When picking up something from US DIY label What’s For Breakfast? Records, there’s more than a fair chance you’ll encounter something in the garage rock mould, some riot grrl anger, or even something punky. All good staple sounds for listeners who like their sounds authentically rough and ready, but the 2017 EP from Ellen and The Degenerates goes a step further and combines all of the aforementioned with some great hooks and a decent recording. All things considered, it’s easily one of the best things the label has released.
Mixing the cool of old soul 45s and a dusting of various rock ‘n’ roll revival meetings, Shanda & The Howlers are the sound of trouble walkin’. With a twang and a howl, their debut full length more than proves that you don’t always need originality to make a hell of an impression – you just need tightness, guts and a whole lot of conviction. It may so often be reminiscent of many a talent from a pre-Beatle era, but the band’s debut release ‘Trouble’ is a driven and fun affair that’s sure to thrill those who love Sharon Jones and maybe even impress those who dig a few late 50s throwbacks. Simply put, ‘Trouble’ is a really classy rock ‘n’ soul revue.
It’s hard to believe that the Yeah Yeah Yeahs debut album ‘Fever To Tell’ is almost fifteen years old. A hard and blistering garage rocker, the album has lost none of its fire over the passing years and numbers like ‘Tick’ and ‘Pin’ sound as vibrant and edgy as they ever did.
To mark almost a decade and a half of the much-loved album, the band are set to release a deluxe box set with extra goodies in a very limited quantity.
The press release below details everything you need to know…and more. We’re assuming the box hasn’t been spat on by Karen O, but it appears to cover most bases, including a cassette of demos for the first 200 customers.

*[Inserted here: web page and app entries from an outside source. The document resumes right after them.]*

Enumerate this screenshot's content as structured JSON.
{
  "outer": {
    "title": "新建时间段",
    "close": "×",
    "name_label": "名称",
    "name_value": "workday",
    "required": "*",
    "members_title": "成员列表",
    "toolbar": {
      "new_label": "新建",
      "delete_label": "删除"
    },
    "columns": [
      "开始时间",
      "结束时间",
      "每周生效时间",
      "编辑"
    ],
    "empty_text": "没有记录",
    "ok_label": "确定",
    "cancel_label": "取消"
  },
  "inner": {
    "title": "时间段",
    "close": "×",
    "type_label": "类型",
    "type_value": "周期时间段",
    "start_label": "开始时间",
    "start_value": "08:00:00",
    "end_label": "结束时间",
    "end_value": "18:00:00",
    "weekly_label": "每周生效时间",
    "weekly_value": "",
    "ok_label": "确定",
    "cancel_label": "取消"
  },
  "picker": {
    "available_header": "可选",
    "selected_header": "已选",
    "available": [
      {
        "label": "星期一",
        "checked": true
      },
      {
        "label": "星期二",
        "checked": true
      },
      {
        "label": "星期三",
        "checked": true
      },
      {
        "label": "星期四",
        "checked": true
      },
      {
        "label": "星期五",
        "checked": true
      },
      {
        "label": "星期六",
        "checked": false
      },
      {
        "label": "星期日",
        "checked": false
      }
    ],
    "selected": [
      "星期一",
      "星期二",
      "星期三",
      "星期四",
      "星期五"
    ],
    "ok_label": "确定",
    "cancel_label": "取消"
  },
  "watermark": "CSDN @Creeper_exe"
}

At the end of Summer 2017, UK singer songwriter Amy Lawton premiered her debut single ‘Undone’. The track showed the young musician’s knack for breezy pop with acoustic undertones. resulting in a feelgood track that mixed elements of Maria Mena and Amy MacDonald.
David Crosby was never known for being particularly prolific when it came to making solo albums. Between 1971 and 1993, the moustachioed megastar had only released three records. Obviously, he recorded and toured with Graham Nash and Stephen Stills in between, but even taking that into consideration, compared with his sometime collaborator Neil Young having released nineteen albums in the same time frame, he’s hardly looked busy…